Helpful with HIPPA
Audit trails also can be helpful addressing the new challenges and pitfalls of e-discovery. Previous policies and procedures on discovery may not be sufficient for complying with e-discovery, and risk managers should develop the necessary guidelines immediately, Flynn says.
E-discovery can be challenging, in part, because there are competing interests, Flynn says. The Health Insurance Portability and Accountability Act (HIPAA) requires hospitals to safeguard protected health information (PHI), but complying with e-discovery can sometimes involve that PHI.
“It puts the provider in a difficult position, trying to figure out how to satisfy all these compliance dictates,” Flynn says. “There has to be a process by which you compile e-discovery, evaluate it, and make sure every step of the way that you’re abiding by both the court rules, while still maintaining the HIPAA protection. Providers really struggle to make the marriage between the two a happy one.”
The tension arises because evidence rules essentially require turning over all electronic documents related to the case, Moroney says. That requirement applies to all cases, but healthcare cases bring the HIPAA conflict.
“You have to turn over all evidence to your adversaries, and if you don’t, both the client and the attorney can be in trouble,” Moroney says. “You could be facing an amendment to a plaintiff’s complaint alleging failure to turn over necessary medical records. So you have that on the one hand and, on the complete opposite side, is HIPAA saying you can turn over protected information only in limited circumstances.”

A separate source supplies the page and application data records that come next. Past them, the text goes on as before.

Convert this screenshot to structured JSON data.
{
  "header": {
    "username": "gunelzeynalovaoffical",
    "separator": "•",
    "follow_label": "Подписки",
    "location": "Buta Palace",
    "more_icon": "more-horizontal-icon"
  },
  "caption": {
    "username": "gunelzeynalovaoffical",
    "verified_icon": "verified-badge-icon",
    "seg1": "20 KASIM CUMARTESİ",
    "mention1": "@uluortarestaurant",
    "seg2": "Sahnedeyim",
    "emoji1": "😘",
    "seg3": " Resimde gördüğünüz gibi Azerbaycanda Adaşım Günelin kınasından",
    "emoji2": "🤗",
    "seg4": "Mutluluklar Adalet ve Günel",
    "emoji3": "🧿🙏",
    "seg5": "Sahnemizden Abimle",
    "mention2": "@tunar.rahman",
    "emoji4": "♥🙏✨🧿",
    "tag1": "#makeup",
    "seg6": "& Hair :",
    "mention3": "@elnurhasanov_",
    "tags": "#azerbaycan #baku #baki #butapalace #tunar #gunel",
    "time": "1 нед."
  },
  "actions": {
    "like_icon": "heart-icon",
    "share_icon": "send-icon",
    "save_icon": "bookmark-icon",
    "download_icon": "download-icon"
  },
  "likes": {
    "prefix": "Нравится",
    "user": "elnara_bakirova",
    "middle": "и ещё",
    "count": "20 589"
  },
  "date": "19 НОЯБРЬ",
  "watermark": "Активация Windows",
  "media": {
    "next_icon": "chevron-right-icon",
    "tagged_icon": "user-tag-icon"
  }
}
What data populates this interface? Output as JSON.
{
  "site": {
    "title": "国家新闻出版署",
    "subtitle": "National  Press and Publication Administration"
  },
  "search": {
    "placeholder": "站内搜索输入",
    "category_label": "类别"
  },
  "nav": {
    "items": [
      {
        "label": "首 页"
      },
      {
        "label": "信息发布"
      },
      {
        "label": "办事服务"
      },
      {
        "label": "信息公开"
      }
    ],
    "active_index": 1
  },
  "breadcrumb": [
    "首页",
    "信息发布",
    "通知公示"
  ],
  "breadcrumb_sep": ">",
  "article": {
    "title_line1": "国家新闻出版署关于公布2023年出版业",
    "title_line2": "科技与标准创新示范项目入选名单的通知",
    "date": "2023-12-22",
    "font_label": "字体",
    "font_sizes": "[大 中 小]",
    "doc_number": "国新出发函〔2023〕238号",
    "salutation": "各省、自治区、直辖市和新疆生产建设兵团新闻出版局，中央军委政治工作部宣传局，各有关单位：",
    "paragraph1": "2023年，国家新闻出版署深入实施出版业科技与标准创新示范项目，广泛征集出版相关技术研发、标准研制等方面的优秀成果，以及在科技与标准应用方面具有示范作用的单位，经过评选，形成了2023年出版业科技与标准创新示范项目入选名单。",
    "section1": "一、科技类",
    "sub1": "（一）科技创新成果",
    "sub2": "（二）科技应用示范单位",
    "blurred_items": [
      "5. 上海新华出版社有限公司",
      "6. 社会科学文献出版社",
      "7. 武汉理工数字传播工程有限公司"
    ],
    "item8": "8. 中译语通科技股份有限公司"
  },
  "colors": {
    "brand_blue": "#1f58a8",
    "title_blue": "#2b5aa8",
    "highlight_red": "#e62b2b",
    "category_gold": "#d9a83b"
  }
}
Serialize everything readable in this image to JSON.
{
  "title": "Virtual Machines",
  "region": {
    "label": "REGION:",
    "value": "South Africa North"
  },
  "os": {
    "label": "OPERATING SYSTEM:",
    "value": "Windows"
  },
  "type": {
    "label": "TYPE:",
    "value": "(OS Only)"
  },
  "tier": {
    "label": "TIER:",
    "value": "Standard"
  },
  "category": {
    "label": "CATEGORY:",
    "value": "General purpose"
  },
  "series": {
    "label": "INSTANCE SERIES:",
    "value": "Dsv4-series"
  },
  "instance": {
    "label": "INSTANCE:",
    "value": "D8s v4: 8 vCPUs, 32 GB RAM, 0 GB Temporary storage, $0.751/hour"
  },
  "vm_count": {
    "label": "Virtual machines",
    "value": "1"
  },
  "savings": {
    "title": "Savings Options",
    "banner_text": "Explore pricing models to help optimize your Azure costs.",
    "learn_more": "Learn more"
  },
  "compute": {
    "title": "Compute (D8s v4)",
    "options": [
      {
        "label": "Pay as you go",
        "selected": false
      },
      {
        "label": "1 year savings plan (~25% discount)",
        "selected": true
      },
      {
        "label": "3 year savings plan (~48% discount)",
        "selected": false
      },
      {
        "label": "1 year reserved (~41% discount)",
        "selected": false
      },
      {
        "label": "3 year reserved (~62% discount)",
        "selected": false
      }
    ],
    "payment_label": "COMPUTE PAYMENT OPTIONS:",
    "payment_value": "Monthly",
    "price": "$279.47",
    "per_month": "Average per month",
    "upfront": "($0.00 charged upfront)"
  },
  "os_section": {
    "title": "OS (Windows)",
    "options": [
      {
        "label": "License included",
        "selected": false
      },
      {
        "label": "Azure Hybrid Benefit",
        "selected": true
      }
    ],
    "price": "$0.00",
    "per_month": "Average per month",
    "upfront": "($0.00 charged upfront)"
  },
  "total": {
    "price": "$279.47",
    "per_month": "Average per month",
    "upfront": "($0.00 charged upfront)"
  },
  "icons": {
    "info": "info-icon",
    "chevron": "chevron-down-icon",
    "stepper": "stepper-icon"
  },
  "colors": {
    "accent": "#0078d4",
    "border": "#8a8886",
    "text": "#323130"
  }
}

Audits Show Compliance
Protecting PHI has become even more important in recent years as it became known that medical records are among the most sought-after documents for identity thieves, Moroney notes. At the same time, the adoption of EHRs greatly increased the amount of electronic PHI that any healthcare provider must protect.
Healthcare providers already have HIPAA compliance programs, but many need to assess those policies and procedures to makes sure they include the risk management department and e-discovery procedures, Flynn says. HIPAA education and compliance should address e-discovery and how to comply with both requirements, she says. In particular, emphasize that the e-discovery is not just about the EHR, but all documents involving patient care.
“There are documents that pertain to a patient but are not considered a specific part of the medical record, but are still maintained electronically and stored separately,” Flynn says. “You must have specific e-discovery policies and procedures in place so that everyone knows these are the steps we take once e-discovery is undertaken.”
Releasing information can be tricky, but hospitals also must preserve information that might be requested later. Once a lawsuit is filed, or there is a reasonable belief that there is a claim, most jurisdictions require the healthcare provider to maintain all documents and electronic information related to the case so that the evidence is available as the litigation proceeds.
Educate staff members about the need to preserve such information because their focus is likely to be on HIPAA compliance rather than evidence rules, Flynn says.
If there ever is an allegation that the hospital violated HIPAA — either as part of e-discovery or otherwise — an audit trail can be the best defense, Moroney says.
“Compliance with HIPAA is all about reasonableness, whether you took reasonable steps and established reasonable safeguards to protect patients’ PHI,” Moroney says. “The audit trail is like a history of your compliance efforts. It can show what you did and when you did it, who accessed a certain file and when. If you were reasonable in your compliance efforts, the audit trail can help prove that.”